HeirAlexandria_ebookcoverAnd my latest book, The Heir to Alexandria, came out this past January. It is a stand alone fantasy novel about a woman who is searching for her parents. Because she shows traces of unknown magic, she is ordered to be tested as the Heir to the Alexandria family in hopes that she may be the one destined to restore peace to the world. As she is escorted to be tested, she is abducted by a crazed man. This excerpt is where Grayson, her assigned protector, finds her at the man’s cabin.

Cabin Escape Excerpt

I hope you have enjoyed these excerpts from my books. And again, if you are an author and want to be featured, please contact me. (I have no problem featuring authors a second or third time as long as you are promoting a different book – preferably your latest one.)


Novel writing: Dealing with a large cast of characters

For whatever reason, the list of characters in your book keeps expanding. It is getting so bad that you need a spreadsheet just to keep track of them. If you are struggling, think of what your poor reader might be going through.

Imagine going to a party where you know no one. Everyone introduces themselves but after a while all those faces and names blur together. This is exactly how your reader will feel, but they won’t have the help of actually looking at the people in an attempt to remember who they are. All they have are the clues in your writing.

One of the advantages to writing with a large cast is your story can appeal to a wider audience of men, women, young and old.

But there are also many disadvantages such as will your readers connect with the characters? Will they remember who they are?

It is up to you to decide whether the advantages outweigh the disadvantages and whether your story really needs such a large cast. If you do decide to go ahead with a large number of characters, here are some tips.
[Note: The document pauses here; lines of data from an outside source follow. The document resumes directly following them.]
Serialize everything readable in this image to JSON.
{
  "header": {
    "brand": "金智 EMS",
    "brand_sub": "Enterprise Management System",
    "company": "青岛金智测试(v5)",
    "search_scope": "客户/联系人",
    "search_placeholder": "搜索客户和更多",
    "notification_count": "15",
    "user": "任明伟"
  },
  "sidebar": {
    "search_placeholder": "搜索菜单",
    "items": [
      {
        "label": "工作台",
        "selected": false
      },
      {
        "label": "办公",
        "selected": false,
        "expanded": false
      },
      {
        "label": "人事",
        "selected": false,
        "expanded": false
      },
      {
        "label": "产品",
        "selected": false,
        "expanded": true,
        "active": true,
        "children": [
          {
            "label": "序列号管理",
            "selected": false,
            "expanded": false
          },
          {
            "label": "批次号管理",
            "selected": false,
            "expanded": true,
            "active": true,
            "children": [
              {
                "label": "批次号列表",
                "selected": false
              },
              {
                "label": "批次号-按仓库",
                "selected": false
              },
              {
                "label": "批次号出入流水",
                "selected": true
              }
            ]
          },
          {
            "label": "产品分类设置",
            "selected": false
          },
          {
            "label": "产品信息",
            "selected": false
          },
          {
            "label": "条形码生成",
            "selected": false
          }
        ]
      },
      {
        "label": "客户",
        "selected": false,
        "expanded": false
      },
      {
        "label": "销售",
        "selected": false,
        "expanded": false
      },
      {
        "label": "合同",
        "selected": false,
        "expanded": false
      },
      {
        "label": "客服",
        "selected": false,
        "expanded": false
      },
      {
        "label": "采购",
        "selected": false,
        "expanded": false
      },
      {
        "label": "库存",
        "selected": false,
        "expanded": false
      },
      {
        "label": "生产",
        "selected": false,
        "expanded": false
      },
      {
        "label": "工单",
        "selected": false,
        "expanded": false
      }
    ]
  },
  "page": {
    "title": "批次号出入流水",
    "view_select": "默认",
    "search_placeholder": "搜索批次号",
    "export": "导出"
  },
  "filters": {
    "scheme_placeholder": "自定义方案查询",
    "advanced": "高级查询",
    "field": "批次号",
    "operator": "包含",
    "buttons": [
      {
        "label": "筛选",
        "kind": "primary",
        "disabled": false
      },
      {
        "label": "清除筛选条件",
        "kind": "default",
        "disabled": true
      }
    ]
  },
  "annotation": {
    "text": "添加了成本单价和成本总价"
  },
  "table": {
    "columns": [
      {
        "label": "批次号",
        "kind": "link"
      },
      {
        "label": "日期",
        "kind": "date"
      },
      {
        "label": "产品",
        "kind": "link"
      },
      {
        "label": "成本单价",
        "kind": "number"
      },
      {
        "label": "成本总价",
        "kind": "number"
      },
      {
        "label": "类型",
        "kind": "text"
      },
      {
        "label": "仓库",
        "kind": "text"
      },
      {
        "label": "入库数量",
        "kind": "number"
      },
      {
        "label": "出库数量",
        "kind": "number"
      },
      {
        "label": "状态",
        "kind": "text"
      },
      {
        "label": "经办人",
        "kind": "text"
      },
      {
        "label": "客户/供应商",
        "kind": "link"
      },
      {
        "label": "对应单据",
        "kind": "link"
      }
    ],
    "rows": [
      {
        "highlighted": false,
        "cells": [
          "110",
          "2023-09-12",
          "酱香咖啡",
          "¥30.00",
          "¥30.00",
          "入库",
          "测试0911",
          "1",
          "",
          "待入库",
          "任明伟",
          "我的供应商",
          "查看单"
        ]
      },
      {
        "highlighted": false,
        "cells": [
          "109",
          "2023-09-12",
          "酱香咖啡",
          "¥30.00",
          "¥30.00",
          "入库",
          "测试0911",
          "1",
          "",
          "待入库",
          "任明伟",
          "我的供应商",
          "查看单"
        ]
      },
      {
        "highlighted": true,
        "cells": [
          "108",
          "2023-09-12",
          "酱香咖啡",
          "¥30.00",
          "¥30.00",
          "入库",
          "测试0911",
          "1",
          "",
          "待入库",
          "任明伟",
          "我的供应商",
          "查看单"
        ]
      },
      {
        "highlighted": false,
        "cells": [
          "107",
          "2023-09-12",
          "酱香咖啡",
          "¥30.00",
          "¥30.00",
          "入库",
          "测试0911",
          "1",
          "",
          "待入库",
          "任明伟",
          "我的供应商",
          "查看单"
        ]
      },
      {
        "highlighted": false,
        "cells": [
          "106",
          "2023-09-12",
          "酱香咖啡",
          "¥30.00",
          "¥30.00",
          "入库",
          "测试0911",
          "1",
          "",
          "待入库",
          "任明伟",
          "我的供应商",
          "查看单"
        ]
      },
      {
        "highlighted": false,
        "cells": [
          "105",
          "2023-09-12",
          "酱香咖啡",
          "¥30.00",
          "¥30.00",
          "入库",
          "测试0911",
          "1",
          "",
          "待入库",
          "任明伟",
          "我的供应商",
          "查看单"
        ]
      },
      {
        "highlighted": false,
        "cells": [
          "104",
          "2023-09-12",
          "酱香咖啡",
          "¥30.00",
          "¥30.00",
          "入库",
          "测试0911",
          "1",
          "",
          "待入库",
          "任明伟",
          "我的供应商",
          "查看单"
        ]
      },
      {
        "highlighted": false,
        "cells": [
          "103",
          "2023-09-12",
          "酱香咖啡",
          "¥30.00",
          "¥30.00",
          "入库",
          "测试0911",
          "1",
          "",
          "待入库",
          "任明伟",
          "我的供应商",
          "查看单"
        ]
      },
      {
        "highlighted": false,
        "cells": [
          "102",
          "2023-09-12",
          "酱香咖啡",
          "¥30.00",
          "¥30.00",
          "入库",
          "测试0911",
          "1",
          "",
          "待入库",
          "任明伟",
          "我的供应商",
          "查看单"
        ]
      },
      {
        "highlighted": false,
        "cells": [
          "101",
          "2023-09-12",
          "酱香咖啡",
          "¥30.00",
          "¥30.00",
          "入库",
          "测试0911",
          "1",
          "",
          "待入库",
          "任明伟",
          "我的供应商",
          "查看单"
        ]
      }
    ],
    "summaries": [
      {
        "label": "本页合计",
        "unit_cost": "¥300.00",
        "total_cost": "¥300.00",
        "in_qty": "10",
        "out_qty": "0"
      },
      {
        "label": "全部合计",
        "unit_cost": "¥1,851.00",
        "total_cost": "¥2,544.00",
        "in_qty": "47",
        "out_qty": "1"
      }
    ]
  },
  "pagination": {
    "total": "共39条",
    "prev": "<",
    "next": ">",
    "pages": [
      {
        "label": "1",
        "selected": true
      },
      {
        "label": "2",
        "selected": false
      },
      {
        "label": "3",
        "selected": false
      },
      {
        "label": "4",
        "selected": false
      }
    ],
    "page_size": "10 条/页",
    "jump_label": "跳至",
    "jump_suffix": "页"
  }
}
1.) Don’t introduce them all at once. Introduce your key characters and flesh out their personalities before introducing more characters.

I actually ran into this problem when reading a mystery. Four characters (friends of the man who was murdered) were introduced at the same time. They were roughly the same age and had similar occupations (as they were also his colleagues). I never really could keep them separate was I was reading, which made it hard to figure out which one of them was the murderer.

It would have been helpful if the characters had some feature that stood out – a limp, an unusual accent or maybe an identifying article of clothing. If you do give your characters one of these features, make sure to mention it (but not overuse it) to help your readers connect with the character.

2.) Make your readers care about the characters. And be certain there is a good reason to add each character to your story. You will need to think of each character’s story arc and whether it will enhance or distract from your story.

As you write, only give names to people who are important. If the doorman doesn’t play a significant role, he doesn’t need to be introduced with a name.

3.) Don’t name characters with similar names. You don’t need a Jon and a Ron in the same story. Also you won’t want a whole bunch of characters with names that begin with the same letter. So no Jenny, Jermaine, Jasmine and Jane all in the same story.

4.) Focus on only a few characters. The main story should focus around just a few characters and not the whole cast. If your story focuses on twenty individuals even the most diligent reader will get confused by the multiple storylines. Or if you do want a large cast, you can pair groups of them up. Think of Lord of the Rings where Legolas, Gimli and Aragon were often together as a group as were Sam and Frodo and Merry and Pippin.

5.) Make sure we see the major characters often. If you are writing with a large cast and have several groups you are bouncing between, make sure you don’t go too long without mentioning the other major players. If you go say 30-40 pages without mentioning or visiting a character, it is probably time to do it again.

Working with a larger group of characters isn’t necessarily a bad thing, but it will take a lot more work for both you and the reader. Make sure the payoff in terms of story progression and resolution are worth it.